вход по аккаунту

код для вставкиСкачать
Grundkurs Englisch 12/1
1. Schulaufgabe aus Englisch
Antony Jay
“A ‘United’ Kingdom: The Role of the Monarchy”
Why do we need a hereditary monarch? Most
states manage with an appointed or elected
President, and a President could open and
dissolve parliament, sign its acts, welcome visiting
Heads of State and perform all the other legal and
ceremonial functions at present discharged by the
The truth is that if that was all the monarchy was
for, we would not need a Royal Family. But the
British system of government is built on the
recognition that a state is more than a collection
of individuals, a system of laws and an area of
land. It is also a focus of the emotions of a people;
it expresses our sense of nationhood, and it
engages our pride, our patriotism and our loyalty.
When British teams do well in international
championships and when British athletes win Gold
Medals at the Olympics, we all walk a bit taller.
And that emotional involvement in our country,
that national pride, is as much a part of the
totality of Britain as our legal and political system.
That pride and patriotism find their expression,
their focus and their symbol in the person of the

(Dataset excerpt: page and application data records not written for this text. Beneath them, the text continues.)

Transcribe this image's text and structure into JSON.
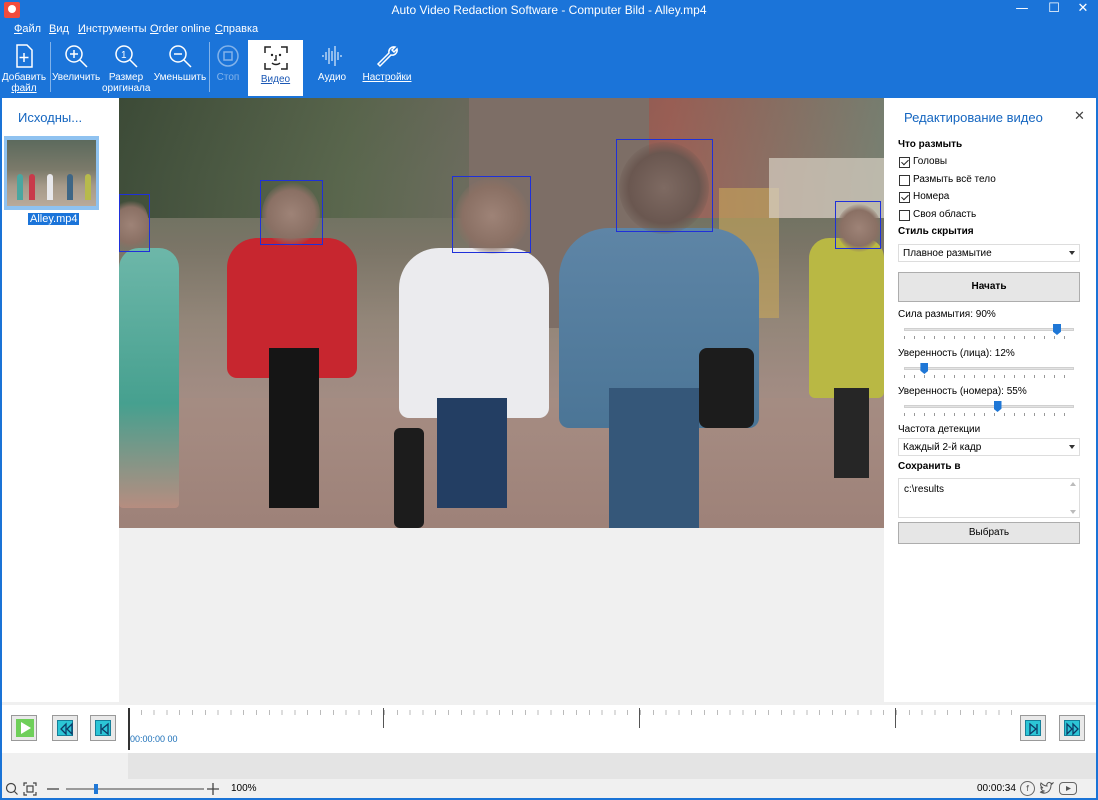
{
  "window": {
    "title": "Auto Video Redaction Software - Computer Bild - Alley.mp4",
    "minimize_glyph": "—",
    "maximize_glyph": "☐",
    "close_glyph": "✕"
  },
  "menu": [
    {
      "hot": "Ф",
      "rest": "айл"
    },
    {
      "hot": "В",
      "rest": "ид"
    },
    {
      "hot": "И",
      "rest": "нструменты"
    },
    {
      "hot": "O",
      "rest": "rder online"
    },
    {
      "hot": "С",
      "rest": "правка"
    }
  ],
  "ribbon": {
    "add_file": [
      "Добавить",
      "файл"
    ],
    "zoom_in": "Увеличить",
    "original_size": [
      "Размер",
      "оригинала"
    ],
    "zoom_out": "Уменьшить",
    "stop": "Стоп",
    "video": "Видео",
    "audio": "Аудио",
    "settings": "Настройки"
  },
  "sources": {
    "title": "Исходны...",
    "items": [
      {
        "name": "Alley.mp4",
        "selected": true
      }
    ]
  },
  "video_panel": {
    "title": "Редактирование видео",
    "close_glyph": "✕",
    "what_to_blur_title": "Что размыть",
    "options": [
      {
        "label": "Головы",
        "checked": true
      },
      {
        "label": "Размыть всё тело",
        "checked": false
      },
      {
        "label": "Номера",
        "checked": true
      },
      {
        "label": "Своя область",
        "checked": false
      }
    ],
    "hide_style_title": "Стиль скрытия",
    "hide_style_value": "Плавное размытие",
    "start_button": "Начать",
    "blur_strength_label": "Сила размытия: 90%",
    "blur_strength": 0.9,
    "face_confidence_label": "Уверенность (лица): 12%",
    "face_confidence": 0.12,
    "plate_confidence_label": "Уверенность (номера): 55%",
    "plate_confidence": 0.55,
    "detect_freq_title": "Частота детекции",
    "detect_freq_value": "Каждый 2-й кадр",
    "save_to_title": "Сохранить в",
    "save_path": "c:\\results",
    "choose_button": "Выбрать"
  },
  "timeline": {
    "current_time": "00:00:00 00",
    "duration": "00:00:34",
    "zoom": "100%",
    "zoom_level": 0.22
  },
  "colors": {
    "accent": "#1b74d9",
    "detection_box": "#1f30d9",
    "timeline_button": "#2cc5d6"
  }
}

Sovereign, just as our disagreements about how to
run schools and hospitals, how much to raise in
taxes and how to spend it, find their focus and
expression in the conflict between the political
parties in Parliament. The two together balance
each other neatly: Parliament portrays public life
as a battlefield, the monarchy portrays it as a
family circle.
It is difficult for an elected President to represent
all the nation. At times, he will be almost
unknown to most of the people. At others, he will
be a party politician identified with one faction,
and will have been regularly voted against by
getting on for half the electorate. By contrast, a
hereditary monarch will have been known to all
the nation from birth, will be politically impartial,
and will have spent all his or her life before
Coronation apprenticed to the job. Certainly it is
hard to think of a less democratic system than
hereditary monarchy; on the other hand, the
office confers very little power, though much
influence and status. Democracy has to be
balanced against continuity.
The British system of government recognizes that
there are not one but two roles to be performed
by the Head of State: one is the formal,
constitutional, ceremonial role of presiding over
and authorizing the activities of the government;
the other is the personal, emotional role of being
Head of the Nation, the focus of the people’s
pride and loyalty and affection, the embodiment
of their sense of nationhood. When these two
roles are combined in a single institution, a single
family and a single office, then people are
simultaneously focusing these emotions on the
constitutional state; they are confirming and
supporting the legitimacy of the legal, political and
economic system which regulates their daily lives.
Because of this, the monarchy is an important
force for unity in Britain - perhaps the single most
important force. We have been lucky enough to
maintain that national unity for centuries, which
makes it easy to take it for granted. But we only
have to look at Yugoslavia […] to see what can
happen when national unity is broken when
significant groups of people no longer feel any
sense of belonging to the state under whose laws
they live.
How long will the British monarchy last? It has
been with us a thousand years, but it could be
abolished tomorrow: it is Parliament, not the
Queen, which is sovereign. The monarchy’s roots
are not in bygone centuries but in the hearts of
the people, and in the end it is the will of the
British people, and in the end it is the will of the
British people that will determine its fate. Perhaps
it is not that undemocratic after all.
I. Comprehension
a) Summarize the arguments the author mentions in support of monarchy and against an elected
b) Explain why the author writes that the British monarchy is “not that undemocratic after all”.
II. Personal Comment
Choose only one of the following topics and write about 90 - 120 words.
a) Is monarchy still up to date and justifiable in the 21st century?
b) Would you like to marry into a royal family if you had the possibility?
III. Background Knowledge
a) Characterize the functions and the particularity of the President of the USA.
b) “They stab it with their steely knives, but they just can’t kill the Beast.”
Explain this passage from the song “Hotel California”, naming as well the figures of speech used.
Пожаловаться на содержимое документа